## Task details:
Please return every line from the entries that has the string "support" in it.

## Data for this exercise:
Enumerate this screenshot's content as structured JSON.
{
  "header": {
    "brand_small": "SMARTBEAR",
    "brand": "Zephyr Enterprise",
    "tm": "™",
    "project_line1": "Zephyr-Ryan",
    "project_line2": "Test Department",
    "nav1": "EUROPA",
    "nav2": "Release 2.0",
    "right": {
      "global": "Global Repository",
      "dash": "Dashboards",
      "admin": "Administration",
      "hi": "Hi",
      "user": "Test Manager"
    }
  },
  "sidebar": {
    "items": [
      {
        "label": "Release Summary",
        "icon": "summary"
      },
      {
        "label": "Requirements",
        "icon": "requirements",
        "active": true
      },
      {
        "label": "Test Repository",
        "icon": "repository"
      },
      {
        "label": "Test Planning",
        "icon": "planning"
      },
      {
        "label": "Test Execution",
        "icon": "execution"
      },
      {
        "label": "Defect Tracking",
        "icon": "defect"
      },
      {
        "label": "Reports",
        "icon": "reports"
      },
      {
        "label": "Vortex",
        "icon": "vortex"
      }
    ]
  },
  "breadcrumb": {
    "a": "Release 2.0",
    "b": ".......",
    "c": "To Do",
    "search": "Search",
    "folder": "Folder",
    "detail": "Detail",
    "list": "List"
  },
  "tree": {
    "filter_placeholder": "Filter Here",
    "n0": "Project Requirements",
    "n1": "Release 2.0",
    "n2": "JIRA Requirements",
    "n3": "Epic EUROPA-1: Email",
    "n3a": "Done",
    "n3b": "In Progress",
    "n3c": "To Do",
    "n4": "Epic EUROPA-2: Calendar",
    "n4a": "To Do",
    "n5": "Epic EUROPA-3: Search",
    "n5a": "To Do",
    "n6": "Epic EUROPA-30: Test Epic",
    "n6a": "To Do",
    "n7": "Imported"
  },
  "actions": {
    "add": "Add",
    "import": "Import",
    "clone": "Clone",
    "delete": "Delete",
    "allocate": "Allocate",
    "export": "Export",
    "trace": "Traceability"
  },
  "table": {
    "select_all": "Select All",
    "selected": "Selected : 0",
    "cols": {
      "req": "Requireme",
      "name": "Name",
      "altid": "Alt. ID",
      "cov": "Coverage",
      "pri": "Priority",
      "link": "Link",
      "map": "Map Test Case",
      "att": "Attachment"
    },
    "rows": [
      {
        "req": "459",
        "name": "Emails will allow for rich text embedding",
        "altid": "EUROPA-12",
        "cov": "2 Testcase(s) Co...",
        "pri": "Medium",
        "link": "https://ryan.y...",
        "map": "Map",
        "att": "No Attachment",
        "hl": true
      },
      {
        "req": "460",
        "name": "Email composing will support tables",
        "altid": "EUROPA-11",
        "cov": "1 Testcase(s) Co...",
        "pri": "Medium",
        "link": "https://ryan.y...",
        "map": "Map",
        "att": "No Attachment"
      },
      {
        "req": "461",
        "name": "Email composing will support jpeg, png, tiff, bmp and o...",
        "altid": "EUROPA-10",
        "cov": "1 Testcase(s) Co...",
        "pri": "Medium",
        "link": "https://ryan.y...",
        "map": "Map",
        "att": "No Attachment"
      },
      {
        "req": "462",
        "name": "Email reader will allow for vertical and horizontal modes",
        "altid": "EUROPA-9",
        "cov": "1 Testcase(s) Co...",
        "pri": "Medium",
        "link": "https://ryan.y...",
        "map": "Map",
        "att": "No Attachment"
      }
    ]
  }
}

## Result for this exercise:
        "name": "Email composing will support tables",
        "name": "Email composing will support jpeg, png, tiff, bmp and o...",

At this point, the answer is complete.